That the 9th Geo. 2, c. 36, is essentially unjust in its provi. sions appears from the above passage of the Select Committee's Report. What injustice, indeed, can be greater than that a man may bequeath his landed property to a worthless mistress or fawning toady, to maintain a menagerie of wild beasts, or rear a stupendous monument to his foolish memory, but may not bequeath even a bonâ fide personalty, such as canal and railroad shares, to build a church or hospital, school or alushouse, in the purlieus of St. Giles or the heart of Alsatia? Yet such are the provisions of this law, which Sir James Graham and Mr. Colquhoun regard as the palladium,--the one of our civil,-the other of our religious liberties.

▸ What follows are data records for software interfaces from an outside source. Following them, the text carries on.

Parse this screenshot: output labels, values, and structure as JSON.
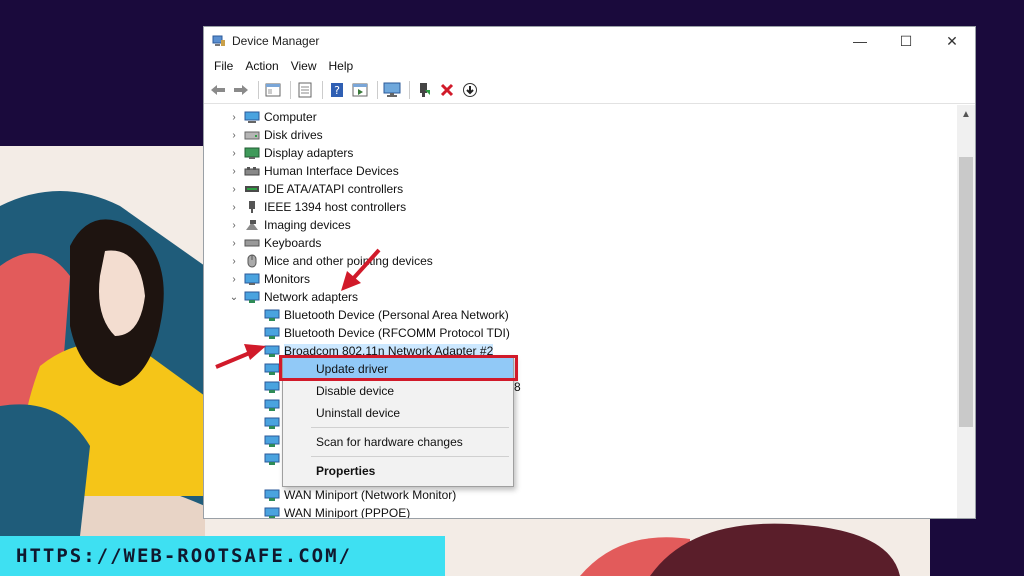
{
  "window": {
    "title": "Device Manager",
    "minimize_glyph": "—",
    "maximize_glyph": "☐",
    "close_glyph": "✕"
  },
  "menu": [
    "File",
    "Action",
    "View",
    "Help"
  ],
  "toolbar_icons": [
    "back-icon",
    "forward-icon",
    "properties-icon",
    "details-icon",
    "help-icon",
    "view-icon",
    "monitor-icon",
    "add-driver-icon",
    "uninstall-icon",
    "update-icon"
  ],
  "tree": {
    "categories": [
      {
        "label": "Computer",
        "icon": "computer-icon",
        "expanded": false
      },
      {
        "label": "Disk drives",
        "icon": "disk-icon",
        "expanded": false
      },
      {
        "label": "Display adapters",
        "icon": "display-icon",
        "expanded": false
      },
      {
        "label": "Human Interface Devices",
        "icon": "hid-icon",
        "expanded": false
      },
      {
        "label": "IDE ATA/ATAPI controllers",
        "icon": "ide-icon",
        "expanded": false
      },
      {
        "label": "IEEE 1394 host controllers",
        "icon": "firewire-icon",
        "expanded": false
      },
      {
        "label": "Imaging devices",
        "icon": "camera-icon",
        "expanded": false
      },
      {
        "label": "Keyboards",
        "icon": "keyboard-icon",
        "expanded": false
      },
      {
        "label": "Mice and other pointing devices",
        "icon": "mouse-icon",
        "expanded": false
      },
      {
        "label": "Monitors",
        "icon": "monitor-icon",
        "expanded": false
      },
      {
        "label": "Network adapters",
        "icon": "network-icon",
        "expanded": true
      }
    ],
    "network_children": [
      "Bluetooth Device (Personal Area Network)",
      "Bluetooth Device (RFCOMM Protocol TDI)",
      "Broadcom 802.11n Network Adapter #2",
      "",
      "8",
      "",
      "",
      "",
      "",
      "WAN Miniport (Network Monitor)",
      "WAN Miniport (PPPOE)"
    ]
  },
  "context_menu": {
    "items": [
      "Update driver",
      "Disable device",
      "Uninstall device",
      "Scan for hardware changes",
      "Properties"
    ]
  },
  "footer": {
    "url": "HTTPS://WEB-ROOTSAFE.COM/"
  },
  "colors": {
    "background_dark": "#1a0a3c",
    "accent_cyan": "#3ee0f2",
    "highlight_red": "#d11a2a",
    "selection_blue": "#91c9f7"
  }
}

It may appear almost needless, after what has been said, to offer any proofs of the last clause of our indictment of this law, and yet we are tempted to lay before our readers one or two instances of the injurious operation of this unjust and inconsistent statute :-Christopher Flaherty, a wealthy hatter, by his will, dated January 29th, 1805, after making certain bequests to his two daughters, one legitimate, the other illegitimate, bequeathed the residue of his property (personalty) to the building and endowment of a hospital or almshouse for poor Roman Catholics; this bequest was held (contrary, we need not say, to the whole spirit of our law) to fall within the 9th Geo. 2, c. 36, and his daughter, Mary Flaherty, possessed in consequence that property during her lifetime, and by her will, dated 14th December, 1843, bequeathed the bulk of it, to whom? her nearest relation? her expectant heir ? or by some pious legal fraud, to that charitable institution which so long had been injuriously deprived of it? Not a bit; but to that vindicator of charitable trusts, Lord Broughani! who, through the operation of this flagrant legal chicanery, will